Given data >>

=======

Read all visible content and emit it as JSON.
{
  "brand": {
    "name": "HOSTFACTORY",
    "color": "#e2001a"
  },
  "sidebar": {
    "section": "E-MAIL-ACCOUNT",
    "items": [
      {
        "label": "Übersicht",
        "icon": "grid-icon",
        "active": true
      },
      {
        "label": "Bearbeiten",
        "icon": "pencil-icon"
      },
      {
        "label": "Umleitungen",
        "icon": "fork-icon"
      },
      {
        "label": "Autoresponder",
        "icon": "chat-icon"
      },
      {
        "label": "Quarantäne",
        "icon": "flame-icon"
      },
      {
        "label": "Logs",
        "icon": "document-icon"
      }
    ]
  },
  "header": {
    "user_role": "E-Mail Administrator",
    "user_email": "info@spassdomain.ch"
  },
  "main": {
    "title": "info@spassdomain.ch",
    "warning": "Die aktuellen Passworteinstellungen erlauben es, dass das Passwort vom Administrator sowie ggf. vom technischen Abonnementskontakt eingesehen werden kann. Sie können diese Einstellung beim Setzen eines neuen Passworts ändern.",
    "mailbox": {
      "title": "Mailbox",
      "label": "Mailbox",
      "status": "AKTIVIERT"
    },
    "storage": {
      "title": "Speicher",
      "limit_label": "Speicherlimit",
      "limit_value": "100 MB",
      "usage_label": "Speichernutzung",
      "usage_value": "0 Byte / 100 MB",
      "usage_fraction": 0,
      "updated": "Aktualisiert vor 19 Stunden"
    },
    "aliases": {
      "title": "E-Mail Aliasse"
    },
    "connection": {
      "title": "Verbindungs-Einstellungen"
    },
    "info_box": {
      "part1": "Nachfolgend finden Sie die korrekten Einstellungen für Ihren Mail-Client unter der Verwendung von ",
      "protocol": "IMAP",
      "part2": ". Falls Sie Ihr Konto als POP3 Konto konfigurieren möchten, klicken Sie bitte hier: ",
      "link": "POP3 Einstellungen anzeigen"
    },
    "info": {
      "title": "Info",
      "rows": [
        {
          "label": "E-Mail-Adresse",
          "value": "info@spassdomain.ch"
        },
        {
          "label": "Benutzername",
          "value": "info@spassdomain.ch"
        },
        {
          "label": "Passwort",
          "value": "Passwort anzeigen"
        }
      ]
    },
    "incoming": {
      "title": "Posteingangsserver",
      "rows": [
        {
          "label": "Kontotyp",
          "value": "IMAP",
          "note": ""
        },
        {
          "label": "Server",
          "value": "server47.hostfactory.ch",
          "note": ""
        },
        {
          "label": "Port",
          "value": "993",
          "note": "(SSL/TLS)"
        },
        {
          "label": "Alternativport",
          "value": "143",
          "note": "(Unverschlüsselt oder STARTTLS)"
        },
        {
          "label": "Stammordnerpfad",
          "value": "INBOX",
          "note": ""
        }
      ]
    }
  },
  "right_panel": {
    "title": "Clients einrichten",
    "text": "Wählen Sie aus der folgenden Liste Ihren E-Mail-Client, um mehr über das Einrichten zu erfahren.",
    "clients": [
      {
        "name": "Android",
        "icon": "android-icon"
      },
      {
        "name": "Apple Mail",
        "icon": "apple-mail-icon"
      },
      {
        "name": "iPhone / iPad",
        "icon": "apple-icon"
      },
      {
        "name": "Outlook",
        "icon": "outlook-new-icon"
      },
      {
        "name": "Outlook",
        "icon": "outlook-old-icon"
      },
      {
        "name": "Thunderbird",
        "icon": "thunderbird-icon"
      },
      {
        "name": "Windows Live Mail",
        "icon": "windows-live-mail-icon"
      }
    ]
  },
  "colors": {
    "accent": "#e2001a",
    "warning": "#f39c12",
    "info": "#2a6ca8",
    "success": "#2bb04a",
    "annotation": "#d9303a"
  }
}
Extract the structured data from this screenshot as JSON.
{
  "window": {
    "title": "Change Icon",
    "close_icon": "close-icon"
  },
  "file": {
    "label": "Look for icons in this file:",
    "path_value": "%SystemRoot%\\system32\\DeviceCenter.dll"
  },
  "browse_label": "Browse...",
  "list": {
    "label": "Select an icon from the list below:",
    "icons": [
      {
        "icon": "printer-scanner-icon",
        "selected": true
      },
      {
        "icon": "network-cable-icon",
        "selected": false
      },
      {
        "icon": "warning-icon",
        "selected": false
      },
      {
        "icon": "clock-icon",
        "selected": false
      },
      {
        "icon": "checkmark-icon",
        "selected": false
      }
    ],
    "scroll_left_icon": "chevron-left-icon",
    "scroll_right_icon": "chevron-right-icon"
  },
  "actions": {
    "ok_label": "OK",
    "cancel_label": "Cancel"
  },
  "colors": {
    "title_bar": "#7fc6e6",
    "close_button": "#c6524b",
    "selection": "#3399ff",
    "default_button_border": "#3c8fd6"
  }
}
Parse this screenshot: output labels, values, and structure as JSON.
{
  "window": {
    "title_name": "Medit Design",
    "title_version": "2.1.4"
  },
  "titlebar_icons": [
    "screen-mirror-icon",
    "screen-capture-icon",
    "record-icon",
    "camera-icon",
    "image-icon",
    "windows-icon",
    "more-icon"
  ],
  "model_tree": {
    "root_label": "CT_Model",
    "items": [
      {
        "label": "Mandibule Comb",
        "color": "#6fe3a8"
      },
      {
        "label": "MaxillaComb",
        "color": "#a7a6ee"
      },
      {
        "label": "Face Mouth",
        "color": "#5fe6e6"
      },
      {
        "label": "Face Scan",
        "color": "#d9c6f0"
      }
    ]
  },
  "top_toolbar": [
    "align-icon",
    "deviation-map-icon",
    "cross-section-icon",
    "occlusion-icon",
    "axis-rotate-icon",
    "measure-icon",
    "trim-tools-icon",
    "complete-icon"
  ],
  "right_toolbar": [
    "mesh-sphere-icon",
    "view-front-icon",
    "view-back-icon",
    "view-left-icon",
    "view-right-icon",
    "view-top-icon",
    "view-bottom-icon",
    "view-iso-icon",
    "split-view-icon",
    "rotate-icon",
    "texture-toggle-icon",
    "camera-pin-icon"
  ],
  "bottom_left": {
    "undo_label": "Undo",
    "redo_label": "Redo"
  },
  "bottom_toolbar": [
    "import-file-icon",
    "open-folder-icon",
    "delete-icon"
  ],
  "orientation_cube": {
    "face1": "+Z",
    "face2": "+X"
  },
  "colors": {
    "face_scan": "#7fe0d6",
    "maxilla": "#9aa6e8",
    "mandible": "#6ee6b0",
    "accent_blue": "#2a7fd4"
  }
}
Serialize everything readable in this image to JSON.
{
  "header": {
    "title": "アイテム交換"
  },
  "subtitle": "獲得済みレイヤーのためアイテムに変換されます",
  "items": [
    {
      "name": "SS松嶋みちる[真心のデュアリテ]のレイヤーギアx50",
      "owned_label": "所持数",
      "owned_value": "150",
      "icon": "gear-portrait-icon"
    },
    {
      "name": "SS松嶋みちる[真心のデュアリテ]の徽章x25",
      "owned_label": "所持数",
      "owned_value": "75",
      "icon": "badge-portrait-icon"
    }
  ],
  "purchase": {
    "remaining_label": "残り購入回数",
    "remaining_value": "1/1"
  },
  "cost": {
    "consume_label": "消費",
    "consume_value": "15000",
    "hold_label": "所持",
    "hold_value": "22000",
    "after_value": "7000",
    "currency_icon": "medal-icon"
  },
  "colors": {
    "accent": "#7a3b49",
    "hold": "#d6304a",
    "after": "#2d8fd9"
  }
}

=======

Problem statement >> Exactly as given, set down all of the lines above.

Answer below >>
Read all visible content and emit it as JSON.
{
  "brand": {
    "name": "HOSTFACTORY",
    "color": "#e2001a"
  },
  "sidebar": {
    "section": "E-MAIL-ACCOUNT",
    "items": [
      {
        "label": "Übersicht",
        "icon": "grid-icon",
        "active": true
      },
      {
        "label": "Bearbeiten",
        "icon": "pencil-icon"
      },
      {
        "label": "Umleitungen",
        "icon": "fork-icon"
      },
      {
        "label": "Autoresponder",
        "icon": "chat-icon"
      },
      {
        "label": "Quarantäne",
        "icon": "flame-icon"
      },
      {
        "label": "Logs",
        "icon": "document-icon"
      }
    ]
  },
  "header": {
    "user_role": "E-Mail Administrator",
    "user_email": "info@spassdomain.ch"
  },
  "main": {
    "title": "info@spassdomain.ch",
    "warning": "Die aktuellen Passworteinstellungen erlauben es, dass das Passwort vom Administrator sowie ggf. vom technischen Abonnementskontakt eingesehen werden kann. Sie können diese Einstellung beim Setzen eines neuen Passworts ändern.",
    "mailbox": {
      "title": "Mailbox",
      "label": "Mailbox",
      "status": "AKTIVIERT"
    },
    "storage": {
      "title": "Speicher",
      "limit_label": "Speicherlimit",
      "limit_value": "100 MB",
      "usage_label": "Speichernutzung",
      "usage_value": "0 Byte / 100 MB",
      "usage_fraction": 0,
      "updated": "Aktualisiert vor 19 Stunden"
    },
    "aliases": {
      "title": "E-Mail Aliasse"
    },
    "connection": {
      "title": "Verbindungs-Einstellungen"
    },
    "info_box": {
      "part1": "Nachfolgend finden Sie die korrekten Einstellungen für Ihren Mail-Client unter der Verwendung von ",
      "protocol": "IMAP",
      "part2": ". Falls Sie Ihr Konto als POP3 Konto konfigurieren möchten, klicken Sie bitte hier: ",
      "link": "POP3 Einstellungen anzeigen"
    },
    "info": {
      "title": "Info",
      "rows": [
        {
          "label": "E-Mail-Adresse",
          "value": "info@spassdomain.ch"
        },
        {
          "label": "Benutzername",
          "value": "info@spassdomain.ch"
        },
        {
          "label": "Passwort",
          "value": "Passwort anzeigen"
        }
      ]
    },
    "incoming": {
      "title": "Posteingangsserver",
      "rows": [
        {
          "label": "Kontotyp",
          "value": "IMAP",
          "note": ""
        },
        {
          "label": "Server",
          "value": "server47.hostfactory.ch",
          "note": ""
        },
        {
          "label": "Port",
          "value": "993",
          "note": "(SSL/TLS)"
        },
        {
          "label": "Alternativport",
          "value": "143",
          "note": "(Unverschlüsselt oder STARTTLS)"
        },
        {
          "label": "Stammordnerpfad",
          "value": "INBOX",
          "note": ""
        }
      ]
    }
  },
  "right_panel": {
    "title": "Clients einrichten",
    "text": "Wählen Sie aus der folgenden Liste Ihren E-Mail-Client, um mehr über das Einrichten zu erfahren.",
    "clients": [
      {
        "name": "Android",
        "icon": "android-icon"
      },
      {
        "name": "Apple Mail",
        "icon": "apple-mail-icon"
      },
      {
        "name": "iPhone / iPad",
        "icon": "apple-icon"
      },
      {
        "name": "Outlook",
        "icon": "outlook-new-icon"
      },
      {
        "name": "Outlook",
        "icon": "outlook-old-icon"
      },
      {
        "name": "Thunderbird",
        "icon": "thunderbird-icon"
      },
      {
        "name": "Windows Live Mail",
        "icon": "windows-live-mail-icon"
      }
    ]
  },
  "colors": {
    "accent": "#e2001a",
    "warning": "#f39c12",
    "info": "#2a6ca8",
    "success": "#2bb04a",
    "annotation": "#d9303a"
  }
}
Extract the structured data from this screenshot as JSON.
{
  "window": {
    "title": "Change Icon",
    "close_icon": "close-icon"
  },
  "file": {
    "label": "Look for icons in this file:",
    "path_value": "%SystemRoot%\\system32\\DeviceCenter.dll"
  },
  "browse_label": "Browse...",
  "list": {
    "label": "Select an icon from the list below:",
    "icons": [
      {
        "icon": "printer-scanner-icon",
        "selected": true
      },
      {
        "icon": "network-cable-icon",
        "selected": false
      },
      {
        "icon": "warning-icon",
        "selected": false
      },
      {
        "icon": "clock-icon",
        "selected": false
      },
      {
        "icon": "checkmark-icon",
        "selected": false
      }
    ],
    "scroll_left_icon": "chevron-left-icon",
    "scroll_right_icon": "chevron-right-icon"
  },
  "actions": {
    "ok_label": "OK",
    "cancel_label": "Cancel"
  },
  "colors": {
    "title_bar": "#7fc6e6",
    "close_button": "#c6524b",
    "selection": "#3399ff",
    "default_button_border": "#3c8fd6"
  }
}
Parse this screenshot: output labels, values, and structure as JSON.
{
  "window": {
    "title_name": "Medit Design",
    "title_version": "2.1.4"
  },
  "titlebar_icons": [
    "screen-mirror-icon",
    "screen-capture-icon",
    "record-icon",
    "camera-icon",
    "image-icon",
    "windows-icon",
    "more-icon"
  ],
  "model_tree": {
    "root_label": "CT_Model",
    "items": [
      {
        "label": "Mandibule Comb",
        "color": "#6fe3a8"
      },
      {
        "label": "MaxillaComb",
        "color": "#a7a6ee"
      },
      {
        "label": "Face Mouth",
        "color": "#5fe6e6"
      },
      {
        "label": "Face Scan",
        "color": "#d9c6f0"
      }
    ]
  },
  "top_toolbar": [
    "align-icon",
    "deviation-map-icon",
    "cross-section-icon",
    "occlusion-icon",
    "axis-rotate-icon",
    "measure-icon",
    "trim-tools-icon",
    "complete-icon"
  ],
  "right_toolbar": [
    "mesh-sphere-icon",
    "view-front-icon",
    "view-back-icon",
    "view-left-icon",
    "view-right-icon",
    "view-top-icon",
    "view-bottom-icon",
    "view-iso-icon",
    "split-view-icon",
    "rotate-icon",
    "texture-toggle-icon",
    "camera-pin-icon"
  ],
  "bottom_left": {
    "undo_label": "Undo",
    "redo_label": "Redo"
  },
  "bottom_toolbar": [
    "import-file-icon",
    "open-folder-icon",
    "delete-icon"
  ],
  "orientation_cube": {
    "face1": "+Z",
    "face2": "+X"
  },
  "colors": {
    "face_scan": "#7fe0d6",
    "maxilla": "#9aa6e8",
    "mandible": "#6ee6b0",
    "accent_blue": "#2a7fd4"
  }
}
Serialize everything readable in this image to JSON.
{
  "header": {
    "title": "アイテム交換"
  },
  "subtitle": "獲得済みレイヤーのためアイテムに変換されます",
  "items": [
    {
      "name": "SS松嶋みちる[真心のデュアリテ]のレイヤーギアx50",
      "owned_label": "所持数",
      "owned_value": "150",
      "icon": "gear-portrait-icon"
    },
    {
      "name": "SS松嶋みちる[真心のデュアリテ]の徽章x25",
      "owned_label": "所持数",
      "owned_value": "75",
      "icon": "badge-portrait-icon"
    }
  ],
  "purchase": {
    "remaining_label": "残り購入回数",
    "remaining_value": "1/1"
  },
  "cost": {
    "consume_label": "消費",
    "consume_value": "15000",
    "hold_label": "所持",
    "hold_value": "22000",
    "after_value": "7000",
    "currency_icon": "medal-icon"
  },
  "colors": {
    "accent": "#7a3b49",
    "hold": "#d6304a",
    "after": "#2d8fd9"
  }
}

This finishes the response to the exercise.